Comment Was this review helpful to you? Yes No Sending feedback...
Thank you for your feedback. If this review is inappropriate, please let us know.
Sorry, we failed to record your vote. Please try again
4 of 5 people found the following review helpful By Lionheart on September 18, 2011
Format: Kindle Edition
First, it should be understood that this story is BASED on what is known about Buddy Bolden and his music, but much of the narrative is invented. Anyone wanting to know what really happened to Bolden should look elsewhere, as this book is basically a patchwork quilt of suppositions and exaggerations. However, that said, the writing itself is incredible, an unforgettable experience. Ondaatje attempts to penetrate the mystery of Bolden (the man and the myth) by employing prose paragaphs that are as straight and severe as cut wrists ... There is nothing extemporaneous here, nothing that doesn't tie directly into the theme, and nothing that will not be remembered long after the final page is finished. It's prose/poetry saturated with powerful, often disturbing imagery that explores questions like, what does the topography of a true artist's heart look like? and, do not the essential loves, passions, fears, and sicknesses we feel connect us all, whether we are blue-collar workers toiling in oblivion or modern-day Beethovens reinventing entire genres? As far as Bolden goes, the book ostensibly attempts to tell the reader he may have lost his mind because he transcended his bodily form through music, and his mind disintergated in the attempt ... But it is much more than this, and it is about much more than Buddy Bolden.
Comment Was this review helpful to you? Yes No Sending feedback...
Thank you for your feedback. If this review is inappropriate, please let us know.
Sorry, we failed to record your vote. Please try again
12 of 17 people found the following review helpful By A Customer on June 8, 1997
Format: Paperback
Michael Ondaatje writes yet another stunningly original little book--in this case, a fictionalized meditation on Buddy Bolden, an unrecorded father of Jazz. Bolden remains throughout a tantalizingly ungraspable phantom, the central mysteries of his life, his art, and his madness remaining felt but never quite pinned down. Ondaatje's prose is at times startlingly lyrical, and as he chases Bolden through documents and scenes, the novel partakes of the very best sort of modern detective novel--one where the enigma is never resolved, but allowed to manifest in its fullness. More 'experimental' in form than either The English Patient, or In the Skin of a Lion, it's as good a read as either
Comment Was this review helpful to you? Yes No Sending feedback...
Thank you for your feedback. If this review is inappropriate, please let us know.
Sorry, we failed to record your vote. Please try again

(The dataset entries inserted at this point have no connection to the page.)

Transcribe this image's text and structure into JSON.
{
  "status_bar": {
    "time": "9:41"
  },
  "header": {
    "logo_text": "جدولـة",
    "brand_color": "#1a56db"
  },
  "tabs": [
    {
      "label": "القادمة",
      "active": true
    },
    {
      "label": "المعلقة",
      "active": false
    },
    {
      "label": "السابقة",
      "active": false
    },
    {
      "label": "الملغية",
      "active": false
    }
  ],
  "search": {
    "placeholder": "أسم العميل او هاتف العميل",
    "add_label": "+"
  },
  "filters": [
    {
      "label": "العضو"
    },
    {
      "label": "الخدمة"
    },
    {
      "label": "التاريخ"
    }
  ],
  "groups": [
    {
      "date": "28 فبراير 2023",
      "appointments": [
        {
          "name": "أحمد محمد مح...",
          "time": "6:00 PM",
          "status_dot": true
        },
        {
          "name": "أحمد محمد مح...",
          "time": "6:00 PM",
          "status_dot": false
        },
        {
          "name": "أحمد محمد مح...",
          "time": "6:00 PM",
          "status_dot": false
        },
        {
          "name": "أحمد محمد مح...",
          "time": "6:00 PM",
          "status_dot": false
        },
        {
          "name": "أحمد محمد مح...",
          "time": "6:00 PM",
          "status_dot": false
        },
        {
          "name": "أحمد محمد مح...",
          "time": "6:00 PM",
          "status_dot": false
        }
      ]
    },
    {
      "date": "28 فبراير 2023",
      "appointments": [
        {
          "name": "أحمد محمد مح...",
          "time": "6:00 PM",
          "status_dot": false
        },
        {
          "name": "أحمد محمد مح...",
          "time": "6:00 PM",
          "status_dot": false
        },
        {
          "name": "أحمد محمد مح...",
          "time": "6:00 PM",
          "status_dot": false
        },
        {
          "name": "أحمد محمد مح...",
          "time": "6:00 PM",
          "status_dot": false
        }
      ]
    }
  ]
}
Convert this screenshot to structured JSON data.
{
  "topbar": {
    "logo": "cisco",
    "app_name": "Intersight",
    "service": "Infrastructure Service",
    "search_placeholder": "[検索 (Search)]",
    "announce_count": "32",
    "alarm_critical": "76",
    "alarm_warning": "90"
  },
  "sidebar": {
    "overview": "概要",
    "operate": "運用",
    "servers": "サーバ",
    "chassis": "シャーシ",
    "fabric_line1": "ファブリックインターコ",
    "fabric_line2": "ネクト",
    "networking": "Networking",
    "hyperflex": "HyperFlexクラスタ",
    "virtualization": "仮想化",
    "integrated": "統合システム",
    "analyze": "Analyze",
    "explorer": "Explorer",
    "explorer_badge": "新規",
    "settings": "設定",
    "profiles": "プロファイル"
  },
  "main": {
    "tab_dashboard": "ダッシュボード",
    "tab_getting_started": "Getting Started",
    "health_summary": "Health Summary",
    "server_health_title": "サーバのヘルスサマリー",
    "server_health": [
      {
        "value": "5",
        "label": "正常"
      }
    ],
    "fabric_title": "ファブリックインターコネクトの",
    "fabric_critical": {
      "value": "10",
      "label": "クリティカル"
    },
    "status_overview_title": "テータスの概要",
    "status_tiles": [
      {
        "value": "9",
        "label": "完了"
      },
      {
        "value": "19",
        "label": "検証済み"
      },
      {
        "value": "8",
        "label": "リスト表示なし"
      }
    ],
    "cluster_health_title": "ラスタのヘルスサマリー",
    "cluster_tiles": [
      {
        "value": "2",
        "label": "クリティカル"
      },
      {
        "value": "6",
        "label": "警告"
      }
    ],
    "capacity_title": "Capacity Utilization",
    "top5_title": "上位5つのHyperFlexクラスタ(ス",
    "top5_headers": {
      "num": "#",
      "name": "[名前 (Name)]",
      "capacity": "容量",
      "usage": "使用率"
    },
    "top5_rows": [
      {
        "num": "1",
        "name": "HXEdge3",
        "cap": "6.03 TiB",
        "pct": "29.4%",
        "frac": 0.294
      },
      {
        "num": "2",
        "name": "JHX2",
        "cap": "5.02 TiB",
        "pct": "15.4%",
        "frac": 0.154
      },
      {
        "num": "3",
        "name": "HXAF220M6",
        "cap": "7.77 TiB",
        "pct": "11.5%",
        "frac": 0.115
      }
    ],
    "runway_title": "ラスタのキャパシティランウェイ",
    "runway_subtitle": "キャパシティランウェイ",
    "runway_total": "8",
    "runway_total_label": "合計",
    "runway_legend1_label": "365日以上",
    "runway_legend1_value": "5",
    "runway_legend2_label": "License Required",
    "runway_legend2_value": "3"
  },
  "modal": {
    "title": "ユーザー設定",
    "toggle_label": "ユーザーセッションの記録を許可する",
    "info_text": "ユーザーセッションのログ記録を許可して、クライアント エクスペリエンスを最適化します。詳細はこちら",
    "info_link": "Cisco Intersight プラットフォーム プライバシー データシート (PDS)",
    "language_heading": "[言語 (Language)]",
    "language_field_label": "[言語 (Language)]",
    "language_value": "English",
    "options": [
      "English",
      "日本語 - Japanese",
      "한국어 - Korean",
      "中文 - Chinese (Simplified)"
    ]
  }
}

Most Recent Customer Reviews

Search

What Other Items Do Customers Buy After Viewing This Item?